PROBLEM DETAILS: Make an exact copy of all the records that follow, apart from the pictures.

☆ ☆ ☆

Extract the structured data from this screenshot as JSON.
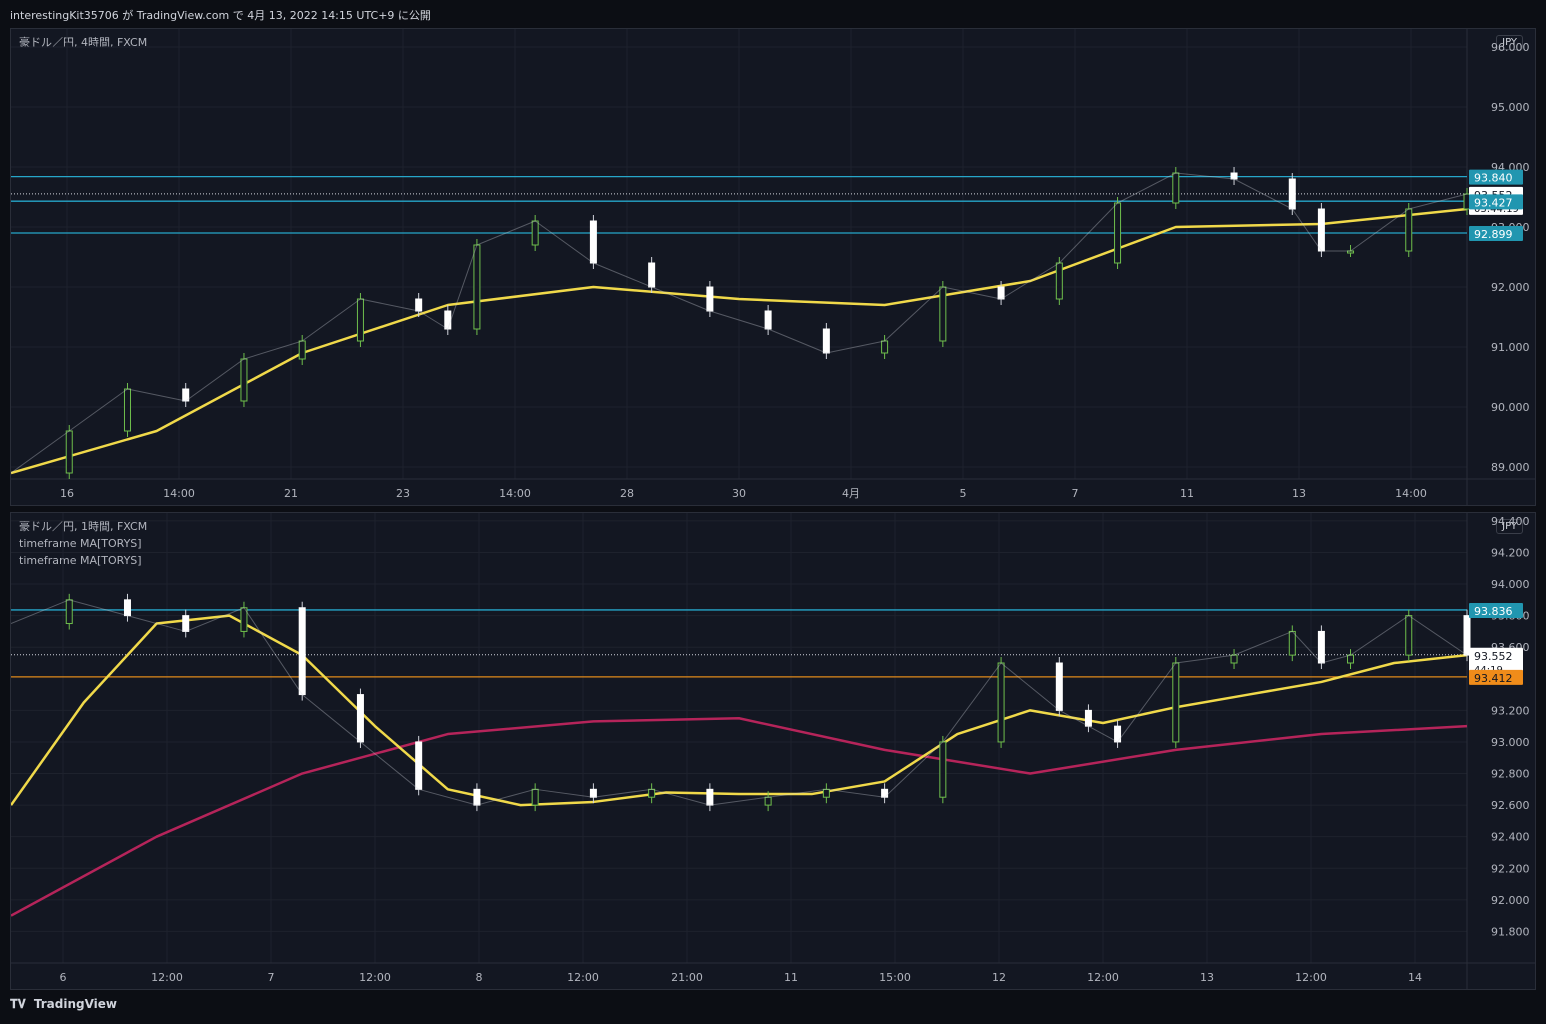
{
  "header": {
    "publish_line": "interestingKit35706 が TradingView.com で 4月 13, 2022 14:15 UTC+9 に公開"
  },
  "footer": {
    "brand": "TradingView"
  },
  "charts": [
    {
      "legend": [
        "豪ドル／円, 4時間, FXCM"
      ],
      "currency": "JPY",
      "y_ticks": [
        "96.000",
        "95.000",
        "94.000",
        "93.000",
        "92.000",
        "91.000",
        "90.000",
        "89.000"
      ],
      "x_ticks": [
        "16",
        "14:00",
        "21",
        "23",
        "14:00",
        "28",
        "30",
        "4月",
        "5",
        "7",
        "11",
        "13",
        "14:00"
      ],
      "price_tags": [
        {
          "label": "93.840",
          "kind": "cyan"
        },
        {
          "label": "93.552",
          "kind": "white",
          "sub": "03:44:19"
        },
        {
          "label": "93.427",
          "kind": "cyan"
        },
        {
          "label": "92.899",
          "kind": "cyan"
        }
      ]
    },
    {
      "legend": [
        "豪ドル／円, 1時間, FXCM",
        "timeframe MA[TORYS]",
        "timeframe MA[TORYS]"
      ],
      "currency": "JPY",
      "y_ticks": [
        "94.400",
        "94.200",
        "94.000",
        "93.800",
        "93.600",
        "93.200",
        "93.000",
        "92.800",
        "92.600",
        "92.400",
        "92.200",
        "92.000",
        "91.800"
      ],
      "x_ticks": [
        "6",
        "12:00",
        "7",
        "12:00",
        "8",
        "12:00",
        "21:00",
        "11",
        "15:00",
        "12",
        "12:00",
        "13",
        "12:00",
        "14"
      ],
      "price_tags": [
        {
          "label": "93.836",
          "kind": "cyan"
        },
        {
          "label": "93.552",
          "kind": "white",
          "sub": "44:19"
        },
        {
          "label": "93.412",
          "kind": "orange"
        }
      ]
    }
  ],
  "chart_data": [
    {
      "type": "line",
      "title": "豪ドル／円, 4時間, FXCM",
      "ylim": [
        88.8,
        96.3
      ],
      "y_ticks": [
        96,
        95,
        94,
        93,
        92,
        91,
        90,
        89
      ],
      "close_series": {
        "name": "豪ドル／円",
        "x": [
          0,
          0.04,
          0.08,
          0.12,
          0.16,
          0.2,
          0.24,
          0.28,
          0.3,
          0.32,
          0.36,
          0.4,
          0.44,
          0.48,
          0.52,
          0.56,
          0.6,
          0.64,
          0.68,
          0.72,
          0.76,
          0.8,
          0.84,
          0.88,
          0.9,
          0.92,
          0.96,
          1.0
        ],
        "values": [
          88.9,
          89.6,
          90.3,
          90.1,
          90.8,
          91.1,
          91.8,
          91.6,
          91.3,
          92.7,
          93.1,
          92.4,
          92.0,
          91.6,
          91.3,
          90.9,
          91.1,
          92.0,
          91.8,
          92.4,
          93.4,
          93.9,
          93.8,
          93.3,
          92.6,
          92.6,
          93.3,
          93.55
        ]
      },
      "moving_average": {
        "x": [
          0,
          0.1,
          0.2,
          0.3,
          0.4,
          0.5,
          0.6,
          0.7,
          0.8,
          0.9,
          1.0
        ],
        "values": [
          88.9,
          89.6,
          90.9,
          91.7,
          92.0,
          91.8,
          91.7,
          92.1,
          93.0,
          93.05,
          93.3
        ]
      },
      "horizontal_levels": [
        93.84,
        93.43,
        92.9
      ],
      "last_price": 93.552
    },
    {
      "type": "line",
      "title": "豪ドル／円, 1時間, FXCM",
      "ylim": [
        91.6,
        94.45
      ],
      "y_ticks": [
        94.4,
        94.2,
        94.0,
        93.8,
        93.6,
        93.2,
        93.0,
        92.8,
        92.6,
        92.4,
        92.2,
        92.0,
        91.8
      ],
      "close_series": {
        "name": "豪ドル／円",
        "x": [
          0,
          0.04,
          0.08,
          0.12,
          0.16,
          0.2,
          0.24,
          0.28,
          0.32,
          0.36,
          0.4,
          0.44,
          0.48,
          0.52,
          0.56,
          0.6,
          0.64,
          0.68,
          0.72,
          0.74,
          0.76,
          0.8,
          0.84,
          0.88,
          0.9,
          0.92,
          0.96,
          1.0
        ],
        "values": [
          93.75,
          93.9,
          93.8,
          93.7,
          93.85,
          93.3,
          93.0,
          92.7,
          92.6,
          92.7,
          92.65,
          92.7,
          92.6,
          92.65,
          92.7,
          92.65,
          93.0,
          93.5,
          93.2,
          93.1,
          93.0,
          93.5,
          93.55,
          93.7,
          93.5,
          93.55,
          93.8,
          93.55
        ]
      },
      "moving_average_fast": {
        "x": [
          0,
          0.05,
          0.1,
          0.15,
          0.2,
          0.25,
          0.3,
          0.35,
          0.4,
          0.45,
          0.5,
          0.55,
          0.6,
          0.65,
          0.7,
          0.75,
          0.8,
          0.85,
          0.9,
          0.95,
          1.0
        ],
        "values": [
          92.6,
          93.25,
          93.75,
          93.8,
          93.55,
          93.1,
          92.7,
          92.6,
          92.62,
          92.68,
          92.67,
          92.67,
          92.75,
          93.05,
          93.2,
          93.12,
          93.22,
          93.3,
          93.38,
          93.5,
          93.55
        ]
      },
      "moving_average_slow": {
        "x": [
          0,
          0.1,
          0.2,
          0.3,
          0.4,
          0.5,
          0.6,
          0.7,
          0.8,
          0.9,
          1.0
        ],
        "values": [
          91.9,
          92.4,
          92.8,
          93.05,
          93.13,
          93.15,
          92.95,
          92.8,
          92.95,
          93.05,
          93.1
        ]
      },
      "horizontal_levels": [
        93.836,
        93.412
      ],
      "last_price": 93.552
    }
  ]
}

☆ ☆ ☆

ANSWER BOX:
Extract the structured data from this screenshot as JSON.
{
  "header": {
    "publish_line": "interestingKit35706 が TradingView.com で 4月 13, 2022 14:15 UTC+9 に公開"
  },
  "footer": {
    "brand": "TradingView"
  },
  "charts": [
    {
      "legend": [
        "豪ドル／円, 4時間, FXCM"
      ],
      "currency": "JPY",
      "y_ticks": [
        "96.000",
        "95.000",
        "94.000",
        "93.000",
        "92.000",
        "91.000",
        "90.000",
        "89.000"
      ],
      "x_ticks": [
        "16",
        "14:00",
        "21",
        "23",
        "14:00",
        "28",
        "30",
        "4月",
        "5",
        "7",
        "11",
        "13",
        "14:00"
      ],
      "price_tags": [
        {
          "label": "93.840",
          "kind": "cyan"
        },
        {
          "label": "93.552",
          "kind": "white",
          "sub": "03:44:19"
        },
        {
          "label": "93.427",
          "kind": "cyan"
        },
        {
          "label": "92.899",
          "kind": "cyan"
        }
      ]
    },
    {
      "legend": [
        "豪ドル／円, 1時間, FXCM",
        "timeframe MA[TORYS]",
        "timeframe MA[TORYS]"
      ],
      "currency": "JPY",
      "y_ticks": [
        "94.400",
        "94.200",
        "94.000",
        "93.800",
        "93.600",
        "93.200",
        "93.000",
        "92.800",
        "92.600",
        "92.400",
        "92.200",
        "92.000",
        "91.800"
      ],
      "x_ticks": [
        "6",
        "12:00",
        "7",
        "12:00",
        "8",
        "12:00",
        "21:00",
        "11",
        "15:00",
        "12",
        "12:00",
        "13",
        "12:00",
        "14"
      ],
      "price_tags": [
        {
          "label": "93.836",
          "kind": "cyan"
        },
        {
          "label": "93.552",
          "kind": "white",
          "sub": "44:19"
        },
        {
          "label": "93.412",
          "kind": "orange"
        }
      ]
    }
  ],
  "chart_data": [
    {
      "type": "line",
      "title": "豪ドル／円, 4時間, FXCM",
      "ylim": [
        88.8,
        96.3
      ],
      "y_ticks": [
        96,
        95,
        94,
        93,
        92,
        91,
        90,
        89
      ],
      "close_series": {
        "name": "豪ドル／円",
        "x": [
          0,
          0.04,
          0.08,
          0.12,
          0.16,
          0.2,
          0.24,
          0.28,
          0.3,
          0.32,
          0.36,
          0.4,
          0.44,
          0.48,
          0.52,
          0.56,
          0.6,
          0.64,
          0.68,
          0.72,
          0.76,
          0.8,
          0.84,
          0.88,
          0.9,
          0.92,
          0.96,
          1.0
        ],
        "values": [
          88.9,
          89.6,
          90.3,
          90.1,
          90.8,
          91.1,
          91.8,
          91.6,
          91.3,
          92.7,
          93.1,
          92.4,
          92.0,
          91.6,
          91.3,
          90.9,
          91.1,
          92.0,
          91.8,
          92.4,
          93.4,
          93.9,
          93.8,
          93.3,
          92.6,
          92.6,
          93.3,
          93.55
        ]
      },
      "moving_average": {
        "x": [
          0,
          0.1,
          0.2,
          0.3,
          0.4,
          0.5,
          0.6,
          0.7,
          0.8,
          0.9,
          1.0
        ],
        "values": [
          88.9,
          89.6,
          90.9,
          91.7,
          92.0,
          91.8,
          91.7,
          92.1,
          93.0,
          93.05,
          93.3
        ]
      },
      "horizontal_levels": [
        93.84,
        93.43,
        92.9
      ],
      "last_price": 93.552
    },
    {
      "type": "line",
      "title": "豪ドル／円, 1時間, FXCM",
      "ylim": [
        91.6,
        94.45
      ],
      "y_ticks": [
        94.4,
        94.2,
        94.0,
        93.8,
        93.6,
        93.2,
        93.0,
        92.8,
        92.6,
        92.4,
        92.2,
        92.0,
        91.8
      ],
      "close_series": {
        "name": "豪ドル／円",
        "x": [
          0,
          0.04,
          0.08,
          0.12,
          0.16,
          0.2,
          0.24,
          0.28,
          0.32,
          0.36,
          0.4,
          0.44,
          0.48,
          0.52,
          0.56,
          0.6,
          0.64,
          0.68,
          0.72,
          0.74,
          0.76,
          0.8,
          0.84,
          0.88,
          0.9,
          0.92,
          0.96,
          1.0
        ],
        "values": [
          93.75,
          93.9,
          93.8,
          93.7,
          93.85,
          93.3,
          93.0,
          92.7,
          92.6,
          92.7,
          92.65,
          92.7,
          92.6,
          92.65,
          92.7,
          92.65,
          93.0,
          93.5,
          93.2,
          93.1,
          93.0,
          93.5,
          93.55,
          93.7,
          93.5,
          93.55,
          93.8,
          93.55
        ]
      },
      "moving_average_fast": {
        "x": [
          0,
          0.05,
          0.1,
          0.15,
          0.2,
          0.25,
          0.3,
          0.35,
          0.4,
          0.45,
          0.5,
          0.55,
          0.6,
          0.65,
          0.7,
          0.75,
          0.8,
          0.85,
          0.9,
          0.95,
          1.0
        ],
        "values": [
          92.6,
          93.25,
          93.75,
          93.8,
          93.55,
          93.1,
          92.7,
          92.6,
          92.62,
          92.68,
          92.67,
          92.67,
          92.75,
          93.05,
          93.2,
          93.12,
          93.22,
          93.3,
          93.38,
          93.5,
          93.55
        ]
      },
      "moving_average_slow": {
        "x": [
          0,
          0.1,
          0.2,
          0.3,
          0.4,
          0.5,
          0.6,
          0.7,
          0.8,
          0.9,
          1.0
        ],
        "values": [
          91.9,
          92.4,
          92.8,
          93.05,
          93.13,
          93.15,
          92.95,
          92.8,
          92.95,
          93.05,
          93.1
        ]
      },
      "horizontal_levels": [
        93.836,
        93.412
      ],
      "last_price": 93.552
    }
  ]
}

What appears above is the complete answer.